By Russell Louis C. Ku

THE HOUSE Committee on Ways and Means on Monday approved a proposed law that scraps a 150% tax hike on private schools.

In a hearing, the panel approved the committee report and substitute House Bill 9913, which amends Section 27 (B) of the National Internal Revenue Code (NIRC) of 1997 to apply the 10% preferential tax rate to all proprietary educational institutions and nonprofit hospitals from Jan. 1, 2012 to June 30, 2020.

However, the bill states that no tax credit or refund can be granted due to this reduced tax rate during the period.

Under the bill, private schools will also be given a reduced tax rate of 1% from July 1, 2020 to June 30, 2023, as provided for under Republic Act 11534 or the Corporate Recovery and Tax Incentives for Enterprises (CREATE) law. After the relief under CREATE expires, the tax rate will revert to 10%.

“The income of nonstock, nonprofit educational institutions not used actually, directly and exclusively for educational purposes shall be subject to the rate of tax under this subsection,” according to the bill.

The Bureau of Internal Revenue (BIR) recently suspended certain provisions of Revenue Regulations (RR) No. 5-2021 that excluded nonprofit private schools from availing themselves of the preferential tax and effectively increased the rate to the 25% regular corporate income tax. 

“To ease the burden of taxation among proprietary educational institutions, especially during this time of COVID-19 pandemic, and taking into account the pending bills in Congress… to finally clarify the income taxation of schools, the implementation of the following provisions of RR 5-2021 dated 8 April 2021 are hereby suspended pending passage of such appropriate legislation,” the BIR said in RR No. 14-2021.

Albay Rep. Jose Ma. Clemente S. Salceda, chairman of the House Ways and Means committee, said via Viber that the tax hike would have forced private schools to lay off over 20,000 jobs, in addition to the 80,000 jobs already lost during the pandemic.

Mr. Salceda said in a separate statement the enactment of the bill along with the reduced tax rate under the CREATE law would allow schools to “save an equivalent of 3.43% of compensation expenses, which could help them rehire at least 12,996 teachers at the start of the next school year.”

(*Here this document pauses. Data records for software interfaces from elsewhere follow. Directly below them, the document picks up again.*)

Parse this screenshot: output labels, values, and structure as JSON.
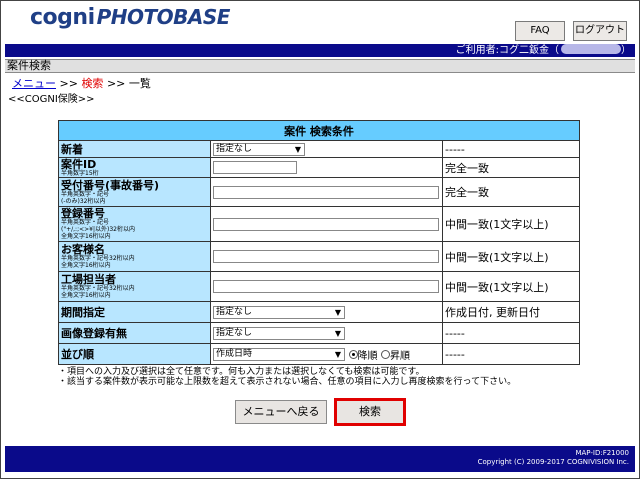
{
  "header": {
    "logo_cogni": "cogni",
    "logo_photobase": "PHOTOBASE",
    "faq_label": "FAQ",
    "logout_label": "ログアウト"
  },
  "userbar": {
    "user_prefix": "ご利用者:コグ二鈑金（",
    "user_suffix": "）"
  },
  "section_title": "案件検索",
  "breadcrumb": {
    "menu_label": "メニュー",
    "sep1": ">>",
    "current_label": "検索",
    "sep2": ">>",
    "list_label": "一覧"
  },
  "subheading": "<<COGNI保険>>",
  "search": {
    "header": "案件 検索条件",
    "rows": [
      {
        "label": "新着",
        "note": "",
        "control": "select",
        "value": "指定なし",
        "condition": "-----"
      },
      {
        "label": "案件ID",
        "note": "半角数字15桁",
        "control": "text",
        "value": "",
        "condition": "完全一致"
      },
      {
        "label": "受付番号(事故番号)",
        "note": "半角英数字・記号\n(-のみ)32桁以内",
        "control": "text",
        "value": "",
        "condition": "完全一致"
      },
      {
        "label": "登録番号",
        "note": "半角英数字・記号\n(\"+/,:;<>¥|以外)32桁以内\n全角文字16桁以内",
        "control": "text",
        "value": "",
        "condition": "中間一致(1文字以上)"
      },
      {
        "label": "お客様名",
        "note": "半角英数字・記号32桁以内\n全角文字16桁以内",
        "control": "text",
        "value": "",
        "condition": "中間一致(1文字以上)"
      },
      {
        "label": "工場担当者",
        "note": "半角英数字・記号32桁以内\n全角文字16桁以内",
        "control": "text",
        "value": "",
        "condition": "中間一致(1文字以上)"
      },
      {
        "label": "期間指定",
        "note": "",
        "control": "select",
        "value": "指定なし",
        "condition": "作成日付, 更新日付"
      },
      {
        "label": "画像登録有無",
        "note": "",
        "control": "select",
        "value": "指定なし",
        "condition": "-----"
      },
      {
        "label": "並び順",
        "note": "",
        "control": "select",
        "value": "作成日時",
        "condition": "-----"
      }
    ],
    "sort_desc_label": "降順",
    "sort_asc_label": "昇順",
    "sort_selected": "desc"
  },
  "notes": [
    "・項目への入力及び選択は全て任意です。何も入力または選択しなくても検索は可能です。",
    "・該当する案件数が表示可能な上限数を超えて表示されない場合、任意の項目に入力し再度検索を行って下さい。"
  ],
  "buttons": {
    "back_label": "メニューへ戻る",
    "search_label": "検索"
  },
  "footer": {
    "page_id": "MAP-ID:F21000",
    "copyright": "Copyright (C) 2009-2017 COGNIVISION Inc."
  }
}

He expects the bill to be passed with “very little” resistance on the House floor and hopes for the measure to be transmitted to Malacañang before the year ends.

“I do expect some amendments, particularly on the use of tax savings towards lower tuition. These are good amendments in principle, although the question of implementation is still there,” he added.

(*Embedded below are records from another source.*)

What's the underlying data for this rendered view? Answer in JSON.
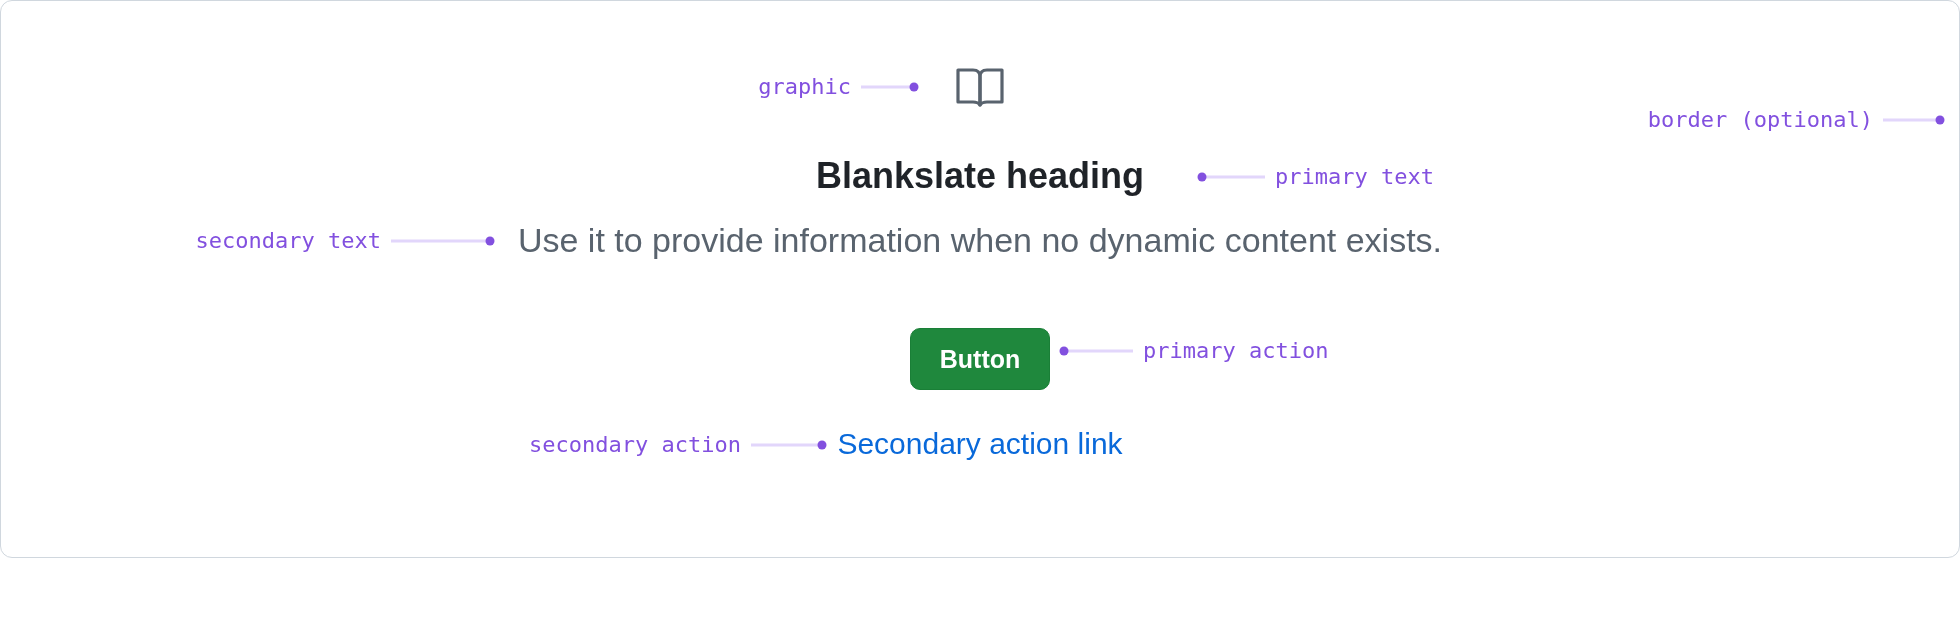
{
  "blankslate": {
    "heading": "Blankslate heading",
    "description": "Use it to provide information when no dynamic content exists.",
    "primary_action": "Button",
    "secondary_action": "Secondary action link"
  },
  "annotations": [
    {
      "label": "graphic",
      "kind": "left"
    },
    {
      "label": "border (optional)",
      "kind": "left"
    },
    {
      "label": "primary text",
      "kind": "right"
    },
    {
      "label": "secondary text",
      "kind": "left"
    },
    {
      "label": "primary action",
      "kind": "right"
    },
    {
      "label": "secondary action",
      "kind": "left"
    }
  ]
}
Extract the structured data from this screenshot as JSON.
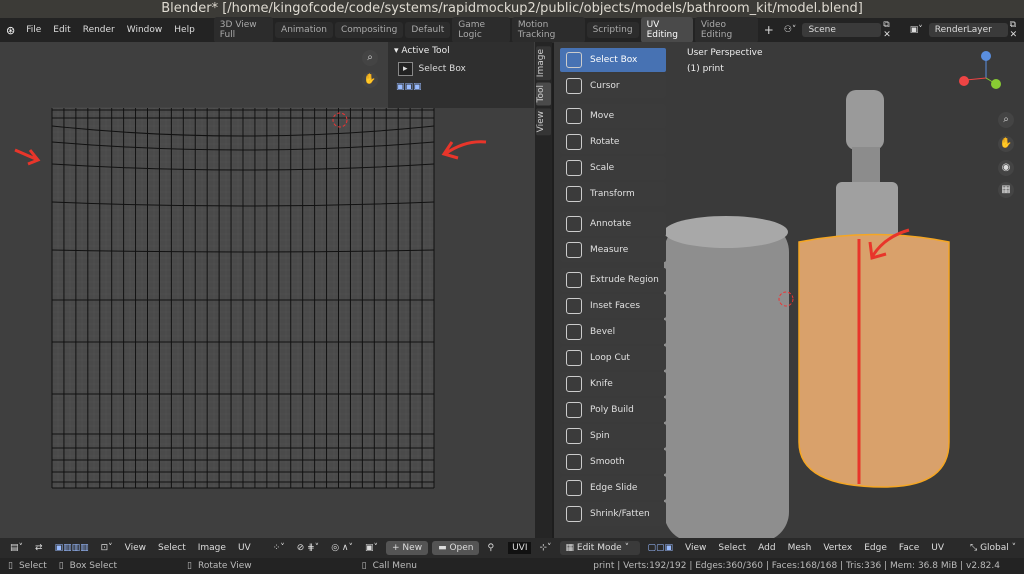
{
  "title": "Blender* [/home/kingofcode/code/systems/rapidmockup2/public/objects/models/bathroom_kit/model.blend]",
  "menu": [
    "File",
    "Edit",
    "Render",
    "Window",
    "Help"
  ],
  "workspaces": [
    "3D View Full",
    "Animation",
    "Compositing",
    "Default",
    "Game Logic",
    "Motion Tracking",
    "Scripting",
    "UV Editing",
    "Video Editing"
  ],
  "active_workspace": "UV Editing",
  "scene": "Scene",
  "render_layer": "RenderLayer",
  "uv_panel": {
    "header": "Active Tool",
    "tool": "Select Box",
    "tabs": [
      "Image",
      "Tool",
      "View"
    ]
  },
  "viewport": {
    "perspective": "User Perspective",
    "object": "(1) print"
  },
  "tools": [
    "Select Box",
    "Cursor",
    "Move",
    "Rotate",
    "Scale",
    "Transform",
    "Annotate",
    "Measure",
    "Extrude Region",
    "Inset Faces",
    "Bevel",
    "Loop Cut",
    "Knife",
    "Poly Build",
    "Spin",
    "Smooth",
    "Edge Slide",
    "Shrink/Fatten"
  ],
  "uv_header": {
    "menus": [
      "View",
      "Select",
      "Image",
      "UV"
    ],
    "new": "New",
    "open": "Open",
    "uvmap": "UVI"
  },
  "vp_header": {
    "mode": "Edit Mode",
    "menus": [
      "View",
      "Select",
      "Add",
      "Mesh",
      "Vertex",
      "Edge",
      "Face",
      "UV"
    ],
    "orientation": "Global"
  },
  "status": {
    "select": "Select",
    "box_select": "Box Select",
    "rotate": "Rotate View",
    "call_menu": "Call Menu",
    "stats": "print | Verts:192/192 | Edges:360/360 | Faces:168/168 | Tris:336 | Mem: 36.8 MiB | v2.82.4"
  },
  "colors": {
    "accent": "#4772b3",
    "selection": "#f5a623",
    "annotation": "#e8352a"
  }
}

Coordinating Council of Private Educational Associations Managing Director Joseph Noel M. Estrada said the “overwhelming support” for the bill raises hopes it would be approved by Congress before the break in September.

“We hope for the enactment of the law before end of the third and last session of this 18th Congress,” he said via mobile message.

The counterpart measure, Senate Bill 2272, is pending in the Senate Ways and Means committee.